In most cases, employers bear responsibility for injuries and damage to property as a result of their employees’ negligence, especially if such injury or damage occurs on the employer’s property. Telecommuting asks whether the same is true for harm to a third party at an employee’s home. Take, for example, the courier who slips on the snowy steps outside an employee’s front door while delivering a package of work-related documents. In some cases, the employer will bear responsibility for his injuries.
In order to protect against such claims, nonprofits should make sure that their liability insurance policies cover the telecommuting employee’s home when used in the course and scope of employment; be sure to consult all potentially applicable policies (e.g., commercial general liability insurance, property insurance, directors and officers liability insurance). In addition, nonprofits may require as a condition of telecommuting that employees secure liability coverage for such injuries as part of their own homeowner’s or renter’s insurance.

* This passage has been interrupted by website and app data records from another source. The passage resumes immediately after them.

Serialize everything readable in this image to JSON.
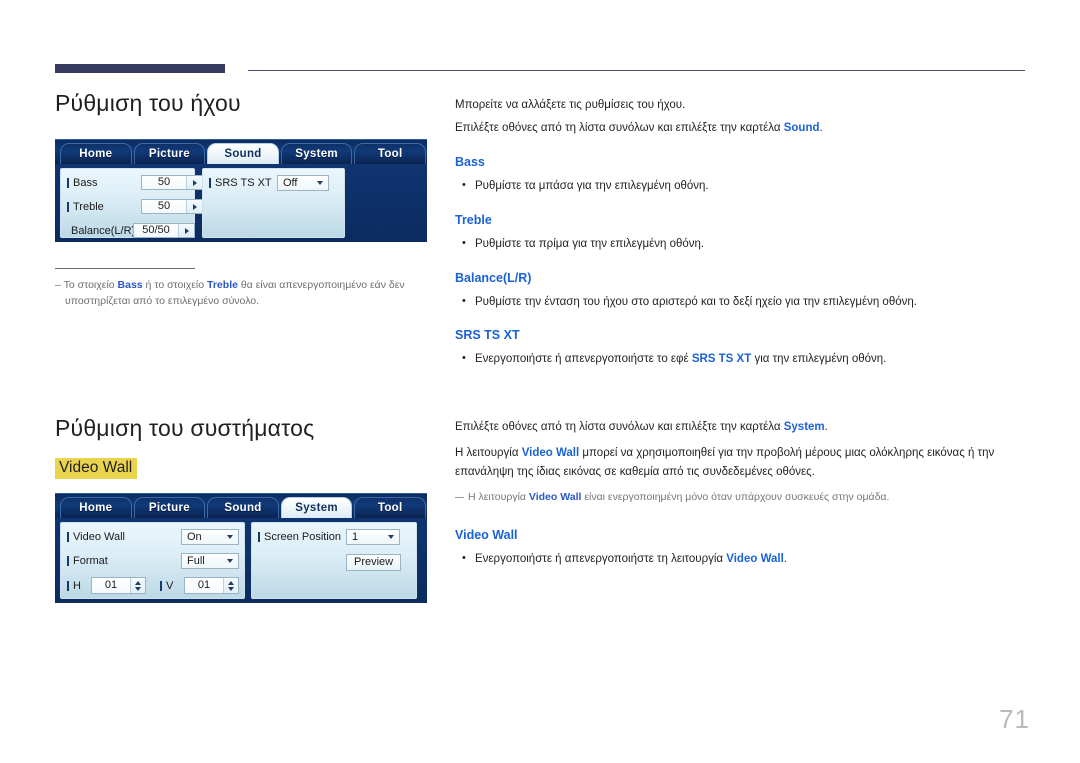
{
  "page": {
    "number": "71"
  },
  "sections": [
    {
      "id": "sound",
      "title": "Ρύθμιση του ήχου",
      "intro": [
        "Μπορείτε να αλλάξετε τις ρυθμίσεις του ήχου.",
        "Επιλέξτε οθόνες από τη λίστα συνόλων και επιλέξτε την καρτέλα "
      ],
      "intro_link": "Sound",
      "intro_tail": ".",
      "note": {
        "prefix": "–",
        "part1": "Το στοιχείο ",
        "bold1": "Bass",
        "part2": " ή το στοιχείο ",
        "bold2": "Treble",
        "part3": " θα είναι απενεργοποιημένο εάν δεν υποστηρίζεται από το επιλεγμένο σύνολο."
      },
      "options": [
        {
          "name": "Bass",
          "desc": "Ρυθμίστε τα μπάσα για την επιλεγμένη οθόνη."
        },
        {
          "name": "Treble",
          "desc": "Ρυθμίστε τα πρίμα για την επιλεγμένη οθόνη."
        },
        {
          "name": "Balance(L/R)",
          "desc": "Ρυθμίστε την ένταση του ήχου στο αριστερό και το δεξί ηχείο για την επιλεγμένη οθόνη."
        },
        {
          "name": "SRS TS XT",
          "desc_pre": "Ενεργοποιήστε ή απενεργοποιήστε το εφέ ",
          "desc_link": "SRS TS XT",
          "desc_post": " για την επιλεγμένη οθόνη."
        }
      ]
    },
    {
      "id": "system",
      "title": "Ρύθμιση του συστήματος",
      "highlight_label": "Video Wall",
      "intro_pre": "Επιλέξτε οθόνες από τη λίστα συνόλων και επιλέξτε την καρτέλα ",
      "intro_link": "System",
      "intro_post": ".",
      "para2_pre": "Η λειτουργία ",
      "para2_link": "Video Wall",
      "para2_post": " μπορεί να χρησιμοποιηθεί για την προβολή μέρους μιας ολόκληρης εικόνας ή την επανάληψη της ίδιας εικόνας σε καθεμία από τις συνδεδεμένες οθόνες.",
      "note_pre": "Η λειτουργία ",
      "note_link": "Video Wall",
      "note_post": " είναι ενεργοποιημένη μόνο όταν υπάρχουν συσκευές στην ομάδα.",
      "option": {
        "name": "Video Wall",
        "desc_pre": "Ενεργοποιήστε ή απενεργοποιήστε τη λειτουργία ",
        "desc_link": "Video Wall",
        "desc_post": "."
      }
    }
  ],
  "osd_sound": {
    "tabs": [
      "Home",
      "Picture",
      "Sound",
      "System",
      "Tool"
    ],
    "active_tab": "Sound",
    "left_rows": [
      {
        "label": "Bass",
        "value": "50",
        "control": "spinner-right-arrow"
      },
      {
        "label": "Treble",
        "value": "50",
        "control": "spinner-right-arrow"
      },
      {
        "label": "Balance(L/R)",
        "value": "50/50",
        "control": "spinner-right-arrow"
      }
    ],
    "right_rows": [
      {
        "label": "SRS TS XT",
        "value": "Off",
        "control": "combobox"
      }
    ]
  },
  "osd_system": {
    "tabs": [
      "Home",
      "Picture",
      "Sound",
      "System",
      "Tool"
    ],
    "active_tab": "System",
    "left_rows": [
      {
        "label": "Video Wall",
        "value": "On",
        "control": "combobox"
      },
      {
        "label": "Format",
        "value": "Full",
        "control": "combobox"
      }
    ],
    "left_steppers": [
      {
        "label": "H",
        "value": "01"
      },
      {
        "label": "V",
        "value": "01"
      }
    ],
    "right_rows": [
      {
        "label": "Screen Position",
        "value": "1",
        "control": "combobox"
      }
    ],
    "preview_button": "Preview"
  },
  "colors": {
    "accent_blue": "#1a62d6",
    "highlight_yellow": "#e8d44d",
    "header_navy": "#363a5e",
    "osd_dark_blue": "#0d2b5e"
  }
}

Depending upon the employee’s responsibilities, applicable zoning laws and regulations may prohibit the employee from performing his essential job functions in his or her home. Many cities’ zoning laws and regulations limit or restrict the operation of home businesses. In some cases, such laws and regulations will require that the employee secure a permit or license before engaging in specific work activities within his or her home. If so, nonprofits should consider whether they or their employees will bear responsibility for securing the necessary permits or licenses.
Recommended Components of any Telecommuting Policy
In addition to the considerations outlined above, it is strongly recommended that any employer’s telecommuting policy also include the following:
A clear definition of “telecommuting” for purposes of the telecommuting policy and any related agreements between the employer and employee (i.e., does telecommuting include work at home only, or does it also include other off-site locations?)
- Easy-to-understand eligibility requirements (e.g., minimum length of employment and the employer’s considerations for whether an employee’s position is fit for telecommuting)
- The steps of the telecommuting approval procedure
- That participation in the telecommuting program is a privilege and not a right, subject to revocation at any time for any lawful reason
- That the abuse of telecommuting can result in disciplinary action, including termination of employment
- The employer’s right to monitor and inspect the home work environment
- A non-disclosure and confidentiality agreement
- The employer’s right to change the terms of its telecommuting policy
- That the telecommuting employee is expected to meet the same performance standards as on-site employees